As Tiger Woods took the golf world by storm in the early 2000s, caddie Steve Williams served as his right-hand man. They worked together to dominate the competition for years. But they broke up after Woods’ private life fell apart in public, and Williams “slept with the enemy.” Given what Williams has said about his former partner, any reconciliation seems unlikely.
Steve Williams helped Tiger Woods become the best golfer alive
It’d be silly to say Steve Williams is the reason Woods ascended to a level of greatness that golf hadn’t seen in decades. But Williams certainly played an important supporting role as Woods became unstoppable.
Williams was his caddie for 13 of his first 14 majors wins. Although Woods didn’t need much help to win championships, his victory in the 1999 PGA Championships was largely due to Williams’ intervention on the 71st hole. Their partnership deepened as Woods made his competition irrelevant.
Williams went above and beyond the job of a caddie. He actively protected Woods from media and fans, most famously when he threw a spectator’s camera into a pond for taking pictures during Woods’ backswing. Woods even attended Williams’ wedding. But as Williams explains in an interview with the PGA Tour, he nearly said no to the opportunity:
I was back in New Zealand and my first tournament that year was going to be at Doral with Raymond [Floyd]. I didn’t even know that (Tiger’s former caddie) Mike ‘Fluff’ Cowan had been let go.
I’d also decided that I’d had enough and 2000 was going to be my last year caddying, so when Tiger called me I wasn’t 100% sure I was going to take the job. But I flew to Orlando and interviewed with him, and he hired me on the spot.
Working with a living legend is the dream for many caddies, and Williams himself admits he enjoyed the highs immensely. But like everyone else who knew Woods in 2009, things changed when he crashed his SUV on that fateful night in Florida.
The reasons for their split are unconfirmed, but the feelings are strong
The fallout from Woods’ cheating scandal was so radioactive it poisoned his relationships on the golf course, too. Woods fired Williams in 2011, but the timing and reasoning behind the firing has been disputed. Neither party has revealed why exactly their relationship soured.
The prevailing thought from fans was that Williams lost the job after the 2011 AT&T National, as CBS Sports details. But the final straw appears to be when Williams agreed to caddie for Adam Scott in that year’s US Open.

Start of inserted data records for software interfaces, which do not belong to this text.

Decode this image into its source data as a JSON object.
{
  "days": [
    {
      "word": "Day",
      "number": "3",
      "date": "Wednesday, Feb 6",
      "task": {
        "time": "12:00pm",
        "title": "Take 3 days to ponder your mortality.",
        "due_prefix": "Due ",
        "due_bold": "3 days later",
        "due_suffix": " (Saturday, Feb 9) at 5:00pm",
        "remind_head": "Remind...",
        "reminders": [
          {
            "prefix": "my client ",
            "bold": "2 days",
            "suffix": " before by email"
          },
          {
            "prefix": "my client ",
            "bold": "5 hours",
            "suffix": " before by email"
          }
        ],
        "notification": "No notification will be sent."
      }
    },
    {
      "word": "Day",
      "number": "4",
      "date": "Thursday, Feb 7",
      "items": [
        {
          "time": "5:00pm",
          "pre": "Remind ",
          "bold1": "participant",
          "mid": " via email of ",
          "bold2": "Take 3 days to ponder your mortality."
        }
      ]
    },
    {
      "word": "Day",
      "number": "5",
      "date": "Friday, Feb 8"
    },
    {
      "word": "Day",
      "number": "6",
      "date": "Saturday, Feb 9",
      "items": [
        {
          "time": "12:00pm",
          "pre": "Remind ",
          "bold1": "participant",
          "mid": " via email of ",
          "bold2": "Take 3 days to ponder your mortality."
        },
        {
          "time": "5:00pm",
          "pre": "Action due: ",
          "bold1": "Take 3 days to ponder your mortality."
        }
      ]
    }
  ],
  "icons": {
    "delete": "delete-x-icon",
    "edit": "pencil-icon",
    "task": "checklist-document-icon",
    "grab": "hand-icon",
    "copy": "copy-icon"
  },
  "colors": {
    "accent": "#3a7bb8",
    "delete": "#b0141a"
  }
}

Adam heard Tiger pulled out and wondered where I was. I phoned Tiger about it, and he said, ‘No problem.’ After some thought, though, he didn’t agree with it. Tiger changed his mind. Well, I’d already told Adam I would be there.
I wasn’t prepared to ring Adam up and say I can’t do it. I’m a man of my word. I had no idea I was going to get fired over it. I also hadn’t worked a lot. Not that I needed the money, but I wanted to work. I was told (by Tiger) after U.S. Open that I no longer had a job and it’s as simple as that.
In an official statement, reports Golf.com, Williams described being “shocked” by the decision. Those feelings became something more vindictive in the aftermath. He described Scott’s U.S. Open win as the best of his career, reports The Telegraph.
Williams also tossed off a racist comment about Woods a few months later. He wrote a book, Out of the Rough, ostensibly about his career, his relationship with Woods, and what he knew about his cheating, which was apparently not a lot, reports Golf Digest.
They’ve taken separate career paths
Williams was more successful immediately after he and Woods stopped working together. He worked with Scott until 2017, helping the golfer to a Masters win and second-place finish at the 2012 Open Championship.
Meanwhile, Woods dealt with personal and physical problems that kept him from performing anywhere near his former level for years. The expectation that he’d break Jack Nicklaus’ majors record became a dwindling hope that he’d just win one more. Woods did that by winning the 2019 Masters, his first major title in 11 years. He’s also showed a slightly more playful side of himself through charity matches during the quarantine.
There’s no evidence that Williams and Woods will ever get over their differences. But they’ve both moved on with their lives.